**GIVEN RECORDS**
──────────

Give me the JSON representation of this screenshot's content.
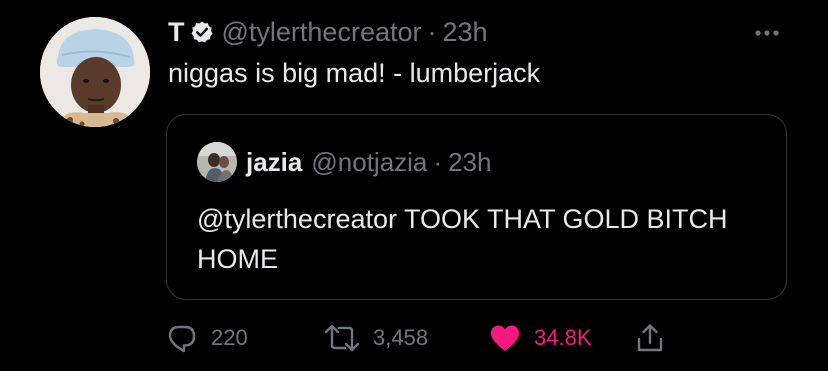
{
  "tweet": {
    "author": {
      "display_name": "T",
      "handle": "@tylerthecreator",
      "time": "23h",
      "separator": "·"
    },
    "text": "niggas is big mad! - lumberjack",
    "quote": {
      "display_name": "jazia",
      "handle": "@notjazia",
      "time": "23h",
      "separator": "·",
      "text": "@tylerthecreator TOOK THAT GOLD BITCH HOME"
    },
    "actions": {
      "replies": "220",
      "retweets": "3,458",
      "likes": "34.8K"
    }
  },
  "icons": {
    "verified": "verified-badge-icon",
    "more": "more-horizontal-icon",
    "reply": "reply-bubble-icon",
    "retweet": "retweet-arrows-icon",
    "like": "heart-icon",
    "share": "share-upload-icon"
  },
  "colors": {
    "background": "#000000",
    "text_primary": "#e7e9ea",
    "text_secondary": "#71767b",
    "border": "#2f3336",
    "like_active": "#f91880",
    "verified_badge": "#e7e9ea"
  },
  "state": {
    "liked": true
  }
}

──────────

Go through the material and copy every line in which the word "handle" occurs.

**SOLUTION FOR THIS EXERCISE**
      "handle": "@tylerthecreator",
      "handle": "@notjazia",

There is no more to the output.